**WORK REQUEST**
Return the lines of the data below in which the string "icon" occurs.

**DATA IN THIS EXERCISE**
******

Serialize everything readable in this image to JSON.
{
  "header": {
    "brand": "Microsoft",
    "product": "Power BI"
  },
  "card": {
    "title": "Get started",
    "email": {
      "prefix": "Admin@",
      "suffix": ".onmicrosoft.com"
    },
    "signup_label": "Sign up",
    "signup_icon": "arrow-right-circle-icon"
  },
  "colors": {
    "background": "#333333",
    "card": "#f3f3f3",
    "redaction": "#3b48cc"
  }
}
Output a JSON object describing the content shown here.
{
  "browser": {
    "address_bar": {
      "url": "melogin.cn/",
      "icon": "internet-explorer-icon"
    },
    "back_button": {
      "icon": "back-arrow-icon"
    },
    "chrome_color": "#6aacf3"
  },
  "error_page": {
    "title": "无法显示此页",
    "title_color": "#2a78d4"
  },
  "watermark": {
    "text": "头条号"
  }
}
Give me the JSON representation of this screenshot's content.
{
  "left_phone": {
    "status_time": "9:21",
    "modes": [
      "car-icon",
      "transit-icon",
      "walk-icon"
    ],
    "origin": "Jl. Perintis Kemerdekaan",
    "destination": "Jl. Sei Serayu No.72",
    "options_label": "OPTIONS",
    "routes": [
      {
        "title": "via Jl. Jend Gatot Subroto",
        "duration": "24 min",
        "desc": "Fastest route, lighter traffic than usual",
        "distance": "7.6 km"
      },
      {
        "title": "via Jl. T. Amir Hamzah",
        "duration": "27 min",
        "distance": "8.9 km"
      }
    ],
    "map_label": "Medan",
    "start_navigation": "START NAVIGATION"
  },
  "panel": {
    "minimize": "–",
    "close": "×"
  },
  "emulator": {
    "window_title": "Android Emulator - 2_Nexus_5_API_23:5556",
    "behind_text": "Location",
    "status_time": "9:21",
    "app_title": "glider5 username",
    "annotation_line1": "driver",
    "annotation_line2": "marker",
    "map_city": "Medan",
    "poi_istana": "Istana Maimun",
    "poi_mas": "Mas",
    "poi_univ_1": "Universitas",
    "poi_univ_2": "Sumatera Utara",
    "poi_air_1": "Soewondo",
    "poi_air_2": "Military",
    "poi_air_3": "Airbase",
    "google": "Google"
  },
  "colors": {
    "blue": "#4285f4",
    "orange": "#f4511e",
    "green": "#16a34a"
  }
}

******

**ANSWER TO THIS PROBLEM**
    "signup_icon": "arrow-right-circle-icon"
      "icon": "internet-explorer-icon"
      "icon": "back-arrow-icon"
      "car-icon",
      "transit-icon",
      "walk-icon"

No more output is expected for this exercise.